◆ How to complete this task: For the data below, say how many lines contain "Timbre". Only the number should be given.

◆ The input:
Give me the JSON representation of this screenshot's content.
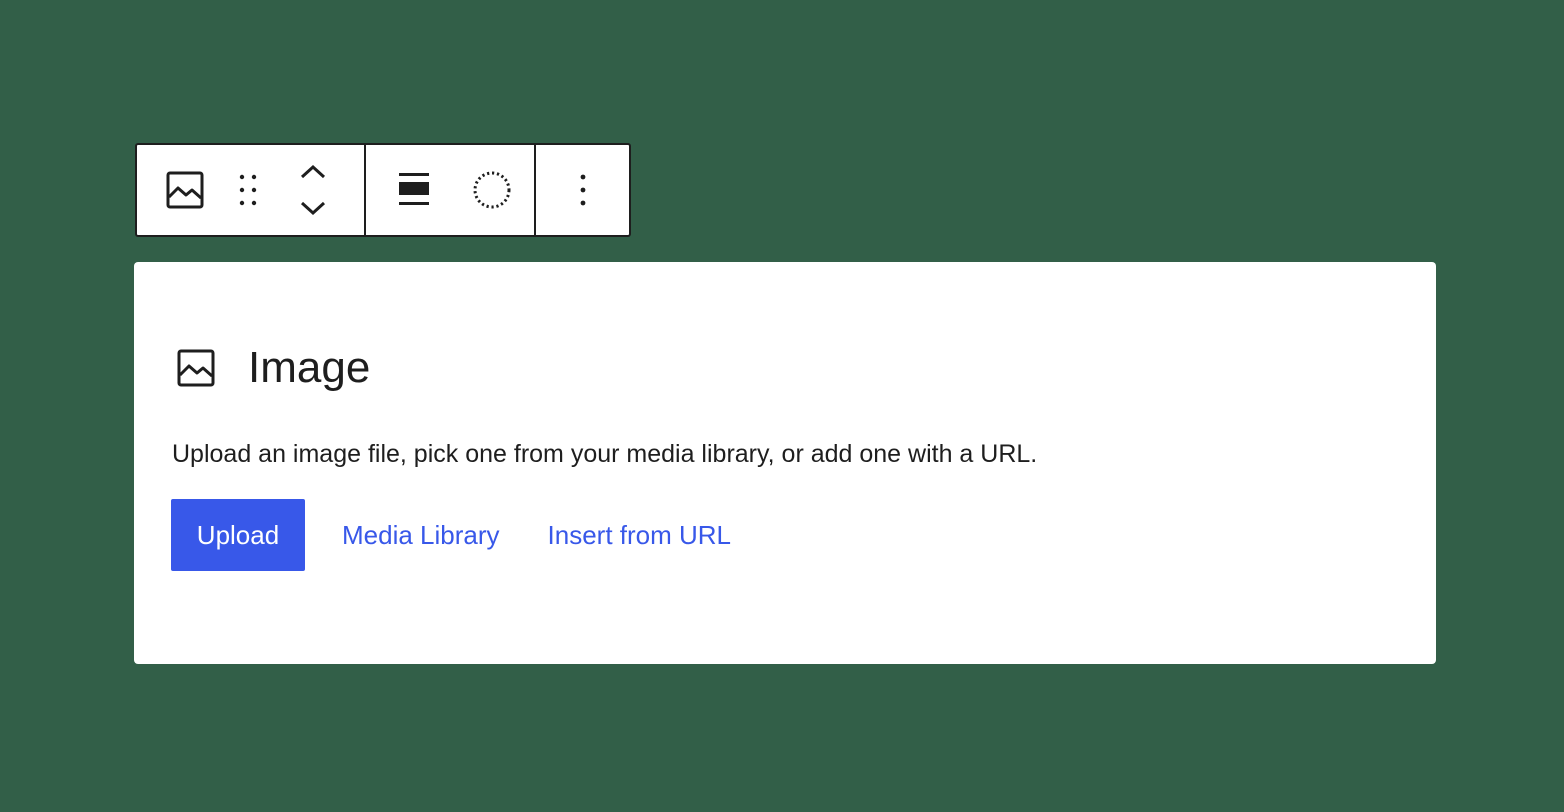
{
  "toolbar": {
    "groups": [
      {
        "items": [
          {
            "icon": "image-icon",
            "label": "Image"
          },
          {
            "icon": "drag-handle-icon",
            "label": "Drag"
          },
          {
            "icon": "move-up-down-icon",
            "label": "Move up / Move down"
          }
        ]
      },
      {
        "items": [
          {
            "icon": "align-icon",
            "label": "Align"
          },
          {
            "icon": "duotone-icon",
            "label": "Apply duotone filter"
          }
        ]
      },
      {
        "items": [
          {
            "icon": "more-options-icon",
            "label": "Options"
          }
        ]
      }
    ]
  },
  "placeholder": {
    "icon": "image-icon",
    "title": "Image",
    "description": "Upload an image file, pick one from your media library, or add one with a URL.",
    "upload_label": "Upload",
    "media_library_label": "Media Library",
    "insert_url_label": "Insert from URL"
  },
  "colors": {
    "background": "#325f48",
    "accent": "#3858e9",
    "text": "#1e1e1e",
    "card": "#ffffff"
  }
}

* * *

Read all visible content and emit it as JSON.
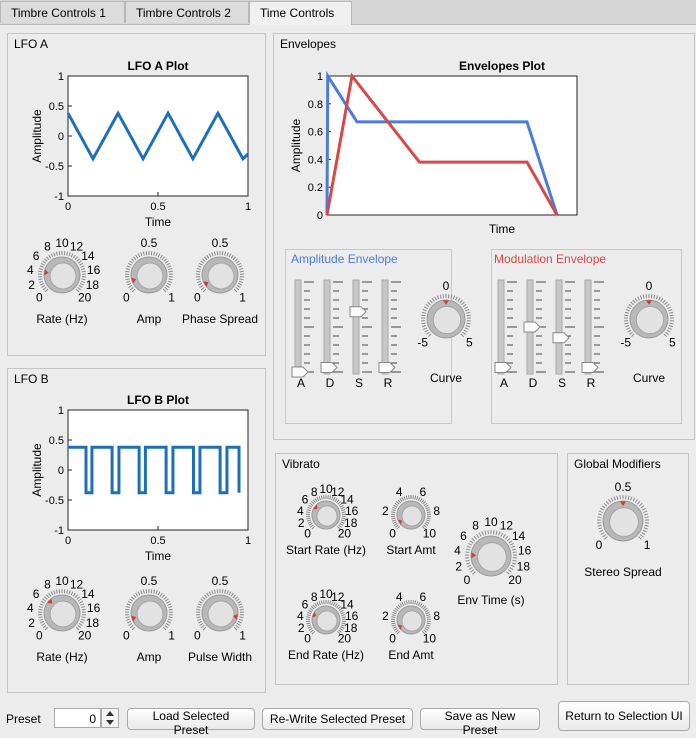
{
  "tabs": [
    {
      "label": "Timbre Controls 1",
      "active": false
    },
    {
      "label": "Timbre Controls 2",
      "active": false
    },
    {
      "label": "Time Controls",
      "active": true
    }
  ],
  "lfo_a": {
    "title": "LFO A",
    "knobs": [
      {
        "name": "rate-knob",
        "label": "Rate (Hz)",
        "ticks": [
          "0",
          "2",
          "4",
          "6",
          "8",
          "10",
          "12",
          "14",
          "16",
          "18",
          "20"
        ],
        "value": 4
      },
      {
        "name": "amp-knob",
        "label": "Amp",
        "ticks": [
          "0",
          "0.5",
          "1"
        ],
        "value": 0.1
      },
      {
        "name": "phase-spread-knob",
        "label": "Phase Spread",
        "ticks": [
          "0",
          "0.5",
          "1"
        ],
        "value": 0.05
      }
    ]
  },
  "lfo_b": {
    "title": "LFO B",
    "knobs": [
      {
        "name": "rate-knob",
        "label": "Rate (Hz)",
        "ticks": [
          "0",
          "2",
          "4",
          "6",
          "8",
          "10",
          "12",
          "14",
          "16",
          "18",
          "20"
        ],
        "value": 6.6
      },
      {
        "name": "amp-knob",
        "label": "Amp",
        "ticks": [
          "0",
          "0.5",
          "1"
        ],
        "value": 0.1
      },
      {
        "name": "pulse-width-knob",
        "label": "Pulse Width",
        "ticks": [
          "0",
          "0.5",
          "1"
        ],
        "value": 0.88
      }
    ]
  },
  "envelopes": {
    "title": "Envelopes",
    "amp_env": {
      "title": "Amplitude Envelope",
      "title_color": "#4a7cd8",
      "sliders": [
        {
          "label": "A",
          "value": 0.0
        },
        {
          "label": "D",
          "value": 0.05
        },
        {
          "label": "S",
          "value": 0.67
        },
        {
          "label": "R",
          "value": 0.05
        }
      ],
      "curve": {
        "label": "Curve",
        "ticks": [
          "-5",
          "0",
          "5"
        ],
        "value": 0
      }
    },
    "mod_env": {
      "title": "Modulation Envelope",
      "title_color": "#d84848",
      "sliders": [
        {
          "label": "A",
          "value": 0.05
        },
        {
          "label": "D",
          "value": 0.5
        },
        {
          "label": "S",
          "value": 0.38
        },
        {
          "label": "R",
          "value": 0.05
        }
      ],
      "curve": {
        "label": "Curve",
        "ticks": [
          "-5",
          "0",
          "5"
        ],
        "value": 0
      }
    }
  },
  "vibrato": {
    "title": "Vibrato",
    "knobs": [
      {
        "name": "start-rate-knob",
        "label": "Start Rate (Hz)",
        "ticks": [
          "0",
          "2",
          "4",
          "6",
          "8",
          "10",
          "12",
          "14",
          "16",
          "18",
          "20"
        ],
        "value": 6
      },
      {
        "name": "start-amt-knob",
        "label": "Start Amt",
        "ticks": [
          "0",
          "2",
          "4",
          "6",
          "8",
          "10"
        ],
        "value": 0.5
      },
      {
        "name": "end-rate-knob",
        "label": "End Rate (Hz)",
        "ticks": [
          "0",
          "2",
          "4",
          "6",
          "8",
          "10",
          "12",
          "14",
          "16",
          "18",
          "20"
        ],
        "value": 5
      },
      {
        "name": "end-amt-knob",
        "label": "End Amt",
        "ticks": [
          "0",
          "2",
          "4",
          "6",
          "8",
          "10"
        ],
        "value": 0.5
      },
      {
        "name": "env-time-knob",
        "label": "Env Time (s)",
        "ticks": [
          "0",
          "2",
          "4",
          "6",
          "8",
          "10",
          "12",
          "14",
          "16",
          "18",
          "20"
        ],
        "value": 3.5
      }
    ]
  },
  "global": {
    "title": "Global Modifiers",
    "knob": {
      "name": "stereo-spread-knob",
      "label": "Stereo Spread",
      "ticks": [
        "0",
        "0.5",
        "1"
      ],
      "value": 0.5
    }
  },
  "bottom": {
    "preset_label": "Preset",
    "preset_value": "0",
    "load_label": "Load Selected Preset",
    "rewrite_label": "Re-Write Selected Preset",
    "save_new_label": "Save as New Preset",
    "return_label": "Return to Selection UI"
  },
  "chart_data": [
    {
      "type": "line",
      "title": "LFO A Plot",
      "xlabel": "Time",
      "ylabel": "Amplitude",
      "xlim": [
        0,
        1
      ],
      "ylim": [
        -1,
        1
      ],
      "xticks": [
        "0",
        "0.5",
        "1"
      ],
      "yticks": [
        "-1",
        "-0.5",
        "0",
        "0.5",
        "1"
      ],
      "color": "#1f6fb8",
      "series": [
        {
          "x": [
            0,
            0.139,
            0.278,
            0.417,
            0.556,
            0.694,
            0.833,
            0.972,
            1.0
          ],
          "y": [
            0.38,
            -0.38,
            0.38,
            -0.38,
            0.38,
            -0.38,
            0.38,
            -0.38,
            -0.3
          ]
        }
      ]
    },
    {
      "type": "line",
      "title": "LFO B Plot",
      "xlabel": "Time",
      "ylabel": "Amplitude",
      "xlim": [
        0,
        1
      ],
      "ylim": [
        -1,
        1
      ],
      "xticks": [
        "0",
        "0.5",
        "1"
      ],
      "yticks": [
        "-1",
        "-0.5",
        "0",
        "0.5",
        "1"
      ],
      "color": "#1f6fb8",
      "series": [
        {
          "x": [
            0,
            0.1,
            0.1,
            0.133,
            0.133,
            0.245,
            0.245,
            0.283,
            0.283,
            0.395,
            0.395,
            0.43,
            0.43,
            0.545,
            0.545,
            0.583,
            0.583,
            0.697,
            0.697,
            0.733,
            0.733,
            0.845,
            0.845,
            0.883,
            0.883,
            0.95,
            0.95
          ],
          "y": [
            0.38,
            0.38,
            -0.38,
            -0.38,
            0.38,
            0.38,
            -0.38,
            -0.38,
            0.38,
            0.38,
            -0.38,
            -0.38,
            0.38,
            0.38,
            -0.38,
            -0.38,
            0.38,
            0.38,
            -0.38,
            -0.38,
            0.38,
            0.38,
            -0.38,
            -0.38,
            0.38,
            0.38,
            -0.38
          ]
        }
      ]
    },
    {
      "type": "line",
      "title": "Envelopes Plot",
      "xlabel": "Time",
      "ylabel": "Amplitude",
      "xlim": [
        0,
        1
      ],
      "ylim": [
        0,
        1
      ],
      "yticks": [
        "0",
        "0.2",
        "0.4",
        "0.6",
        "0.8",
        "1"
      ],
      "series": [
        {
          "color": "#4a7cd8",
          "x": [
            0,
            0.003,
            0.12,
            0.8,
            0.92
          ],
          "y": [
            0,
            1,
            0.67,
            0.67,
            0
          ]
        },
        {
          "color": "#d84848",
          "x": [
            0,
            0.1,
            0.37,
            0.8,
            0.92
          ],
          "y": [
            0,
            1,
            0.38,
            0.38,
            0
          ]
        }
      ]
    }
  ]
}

◆ Result for this exercise: 2